Return, from the data below, each line that contains the word "bekleniyor".

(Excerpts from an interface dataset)
************

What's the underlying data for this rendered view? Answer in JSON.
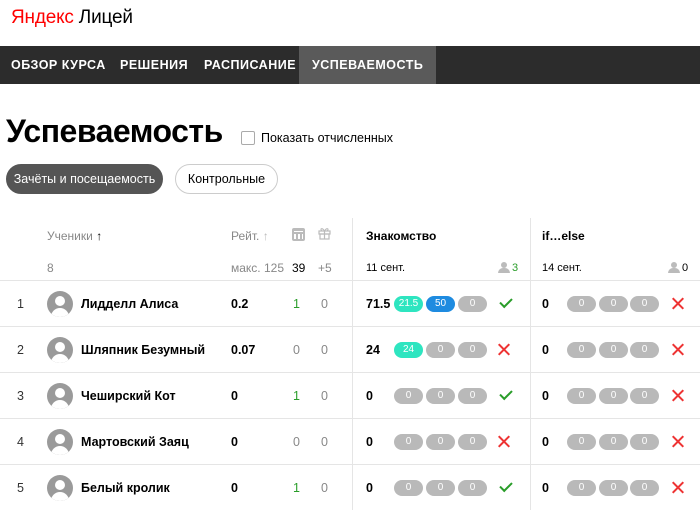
{
  "logo": {
    "brand": "Яндекс",
    "product": "Лицей"
  },
  "nav": {
    "overview": "ОБЗОР КУРСА",
    "solutions": "РЕШЕНИЯ",
    "schedule": "РАСПИСАНИЕ",
    "progress": "УСПЕВАЕМОСТЬ"
  },
  "page": {
    "title": "Успеваемость",
    "show_expelled": "Показать отчисленных",
    "tab_attendance": "Зачёты и посещаемость",
    "tab_tests": "Контрольные"
  },
  "table": {
    "students_header": "Ученики",
    "sort_arrow": "🡑",
    "students_count": "8",
    "rating_header": "Рейт.",
    "rating_max": "макс. 125",
    "lessons_count": "39",
    "bonus_count": "+5",
    "lessons": [
      {
        "title": "Знакомство",
        "date": "11 сент.",
        "attended": "3"
      },
      {
        "title": "if…else",
        "date": "14 сент.",
        "attended": "0"
      }
    ],
    "rows": [
      {
        "num": "1",
        "name": "Лидделл Алиса",
        "rating": "0.2",
        "c39": "1",
        "c5": "0",
        "l1_score": "71.5",
        "l1_pills": [
          "21.5",
          "50",
          "0"
        ],
        "l1_ok": true,
        "l2_score": "0",
        "l2_pills": [
          "0",
          "0",
          "0"
        ],
        "l2_ok": false
      },
      {
        "num": "2",
        "name": "Шляпник Безумный",
        "rating": "0.07",
        "c39": "0",
        "c5": "0",
        "l1_score": "24",
        "l1_pills": [
          "24",
          "0",
          "0"
        ],
        "l1_ok": false,
        "l2_score": "0",
        "l2_pills": [
          "0",
          "0",
          "0"
        ],
        "l2_ok": false
      },
      {
        "num": "3",
        "name": "Чеширский Кот",
        "rating": "0",
        "c39": "1",
        "c5": "0",
        "l1_score": "0",
        "l1_pills": [
          "0",
          "0",
          "0"
        ],
        "l1_ok": true,
        "l2_score": "0",
        "l2_pills": [
          "0",
          "0",
          "0"
        ],
        "l2_ok": false
      },
      {
        "num": "4",
        "name": "Мартовский Заяц",
        "rating": "0",
        "c39": "0",
        "c5": "0",
        "l1_score": "0",
        "l1_pills": [
          "0",
          "0",
          "0"
        ],
        "l1_ok": false,
        "l2_score": "0",
        "l2_pills": [
          "0",
          "0",
          "0"
        ],
        "l2_ok": false
      },
      {
        "num": "5",
        "name": "Белый кролик",
        "rating": "0",
        "c39": "1",
        "c5": "0",
        "l1_score": "0",
        "l1_pills": [
          "0",
          "0",
          "0"
        ],
        "l1_ok": true,
        "l2_score": "0",
        "l2_pills": [
          "0",
          "0",
          "0"
        ],
        "l2_ok": false
      }
    ]
  }
}
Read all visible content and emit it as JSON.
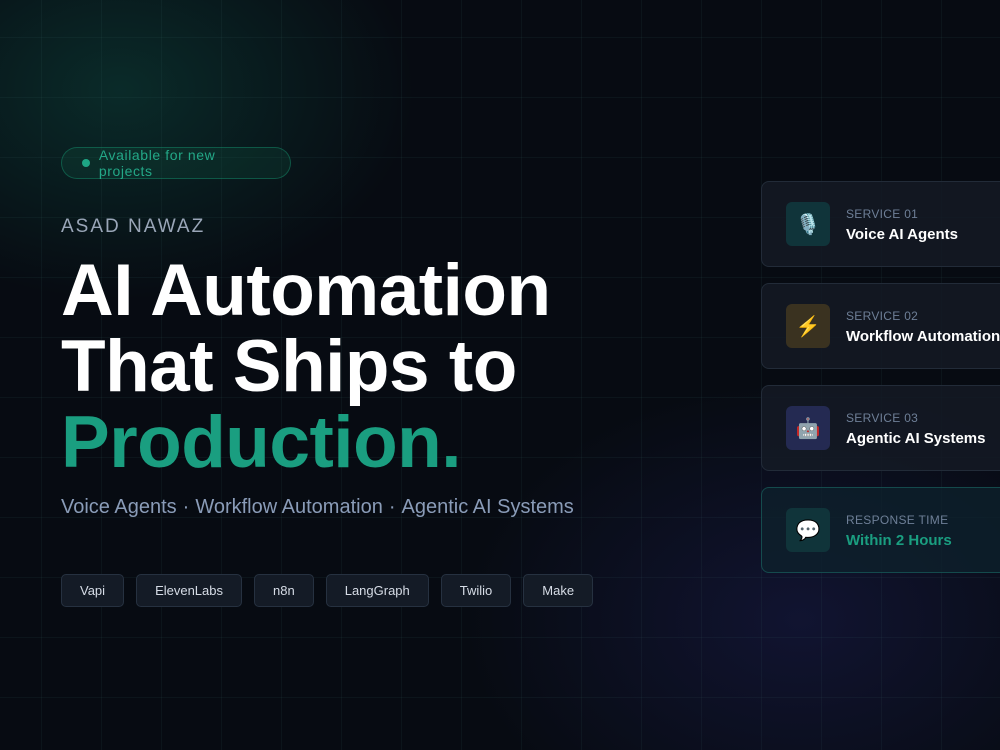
{
  "availability": {
    "text": "Available for new projects",
    "dot_color": "#1ea584"
  },
  "profile": {
    "name": "ASAD NAWAZ"
  },
  "headline": {
    "line1": "AI Automation",
    "line2": "That Ships to",
    "line3": "Production.",
    "accent_color": "#1a9e80"
  },
  "subtitle": {
    "items": [
      "Voice Agents",
      "Workflow Automation",
      "Agentic AI Systems"
    ],
    "separator": "·"
  },
  "tags": [
    "Vapi",
    "ElevenLabs",
    "n8n",
    "LangGraph",
    "Twilio",
    "Make"
  ],
  "cards": [
    {
      "label": "SERVICE 01",
      "title": "Voice AI Agents",
      "icon": "microphone-icon",
      "glyph": "🎙️",
      "icon_bg": "#10343a"
    },
    {
      "label": "SERVICE 02",
      "title": "Workflow Automation",
      "icon": "lightning-icon",
      "glyph": "⚡",
      "icon_bg": "#3a3220"
    },
    {
      "label": "SERVICE 03",
      "title": "Agentic AI Systems",
      "icon": "robot-icon",
      "glyph": "🤖",
      "icon_bg": "#242a52"
    },
    {
      "label": "RESPONSE TIME",
      "title": "Within 2 Hours",
      "icon": "chat-bubble-icon",
      "glyph": "💬",
      "icon_bg": "#10343a"
    }
  ]
}
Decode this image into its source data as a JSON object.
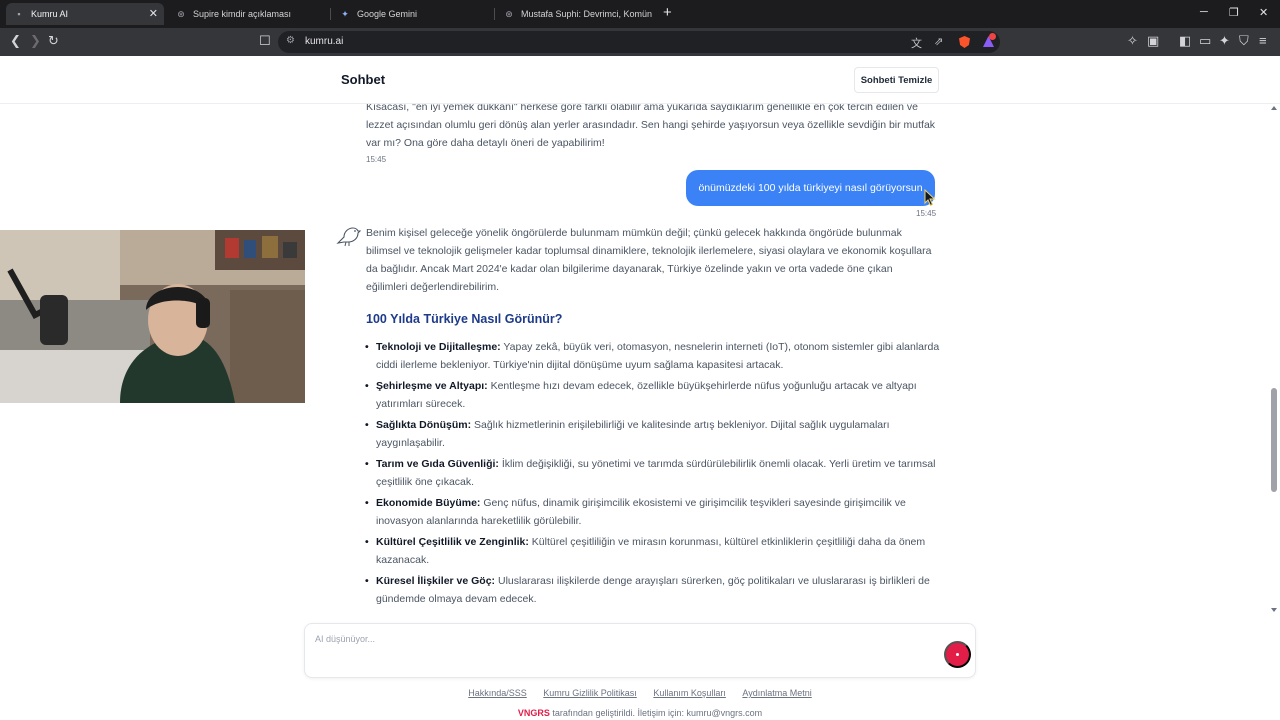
{
  "browser": {
    "tabs": [
      {
        "title": "Kumru AI",
        "icon": "kumru-favicon",
        "active": true
      },
      {
        "title": "Supire kimdir açıklaması",
        "icon": "openai-icon",
        "active": false
      },
      {
        "title": "Google Gemini",
        "icon": "gemini-icon",
        "active": false
      },
      {
        "title": "Mustafa Suphi: Devrimci, Komünist l",
        "icon": "openai-icon",
        "active": false
      }
    ],
    "address": "kumru.ai"
  },
  "header": {
    "title": "Sohbet",
    "clear_label": "Sohbeti Temizle"
  },
  "chat": {
    "prev_ai_text": "Kısacası, \"en iyi yemek dükkanı\" herkese göre farklı olabilir ama yukarıda saydıklarım genellikle en çok tercih edilen ve lezzet açısından olumlu geri dönüş alan yerler arasındadır. Sen hangi şehirde yaşıyorsun veya özellikle sevdiğin bir mutfak var mı? Ona göre daha detaylı öneri de yapabilirim!",
    "prev_ai_time": "15:45",
    "user_message": "önümüzdeki 100 yılda türkiyeyi nasıl görüyorsun",
    "user_time": "15:45",
    "ai_intro": "Benim kişisel geleceğe yönelik öngörülerde bulunmam mümkün değil; çünkü gelecek hakkında öngörüde bulunmak bilimsel ve teknolojik gelişmeler kadar toplumsal dinamiklere, teknolojik ilerlemelere, siyasi olaylara ve ekonomik koşullara da bağlıdır. Ancak Mart 2024'e kadar olan bilgilerime dayanarak, Türkiye özelinde yakın ve orta vadede öne çıkan eğilimleri değerlendirebilirim.",
    "ai_heading": "100 Yılda Türkiye Nasıl Görünür?",
    "bullets": [
      {
        "title": "Teknoloji ve Dijitalleşme:",
        "text": " Yapay zekâ, büyük veri, otomasyon, nesnelerin interneti (IoT), otonom sistemler gibi alanlarda ciddi ilerleme bekleniyor. Türkiye'nin dijital dönüşüme uyum sağlama kapasitesi artacak."
      },
      {
        "title": "Şehirleşme ve Altyapı:",
        "text": " Kentleşme hızı devam edecek, özellikle büyükşehirlerde nüfus yoğunluğu artacak ve altyapı yatırımları sürecek."
      },
      {
        "title": "Sağlıkta Dönüşüm:",
        "text": " Sağlık hizmetlerinin erişilebilirliği ve kalitesinde artış bekleniyor. Dijital sağlık uygulamaları yaygınlaşabilir."
      },
      {
        "title": "Tarım ve Gıda Güvenliği:",
        "text": " İklim değişikliği, su yönetimi ve tarımda sürdürülebilirlik önemli olacak. Yerli üretim ve tarımsal çeşitlilik öne çıkacak."
      },
      {
        "title": "Ekonomide Büyüme:",
        "text": " Genç nüfus, dinamik girişimcilik ekosistemi ve girişimcilik teşvikleri sayesinde girişimcilik ve inovasyon alanlarında hareketlilik görülebilir."
      },
      {
        "title": "Kültürel Çeşitlilik ve Zenginlik:",
        "text": " Kültürel çeşitliliğin ve mirasın korunması, kültürel etkinliklerin çeşitliliği daha da önem kazanacak."
      },
      {
        "title": "Küresel İlişkiler ve Göç:",
        "text": " Uluslararası ilişkilerde denge arayışları sürerken, göç politikaları ve uluslararası iş birlikleri de gündemde olmaya devam edecek."
      }
    ]
  },
  "input": {
    "placeholder": "AI düşünüyor..."
  },
  "footer": {
    "links": [
      "Hakkında/SSS",
      "Kumru Gizlilik Politikası",
      "Kullanım Koşulları",
      "Aydınlatma Metni"
    ],
    "brand": "VNGRS",
    "note": " tarafından geliştirildi. İletişim için: kumru@vngrs.com"
  },
  "colors": {
    "user_bubble": "#3b82f6",
    "heading": "#1e3a8a",
    "send_button": "#e11d48",
    "brand": "#e11d48"
  }
}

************

▶ **Response**
        "text": " Yapay zekâ, büyük veri, otomasyon, nesnelerin interneti (IoT), otonom sistemler gibi alanlarda ciddi ilerleme bekleniyor. Türkiye'nin dijital dönüşüme uyum sağlama kapasitesi artacak."
        "text": " Sağlık hizmetlerinin erişilebilirliği ve kalitesinde artış bekleniyor. Dijital sağlık uygulamaları yaygınlaşabilir."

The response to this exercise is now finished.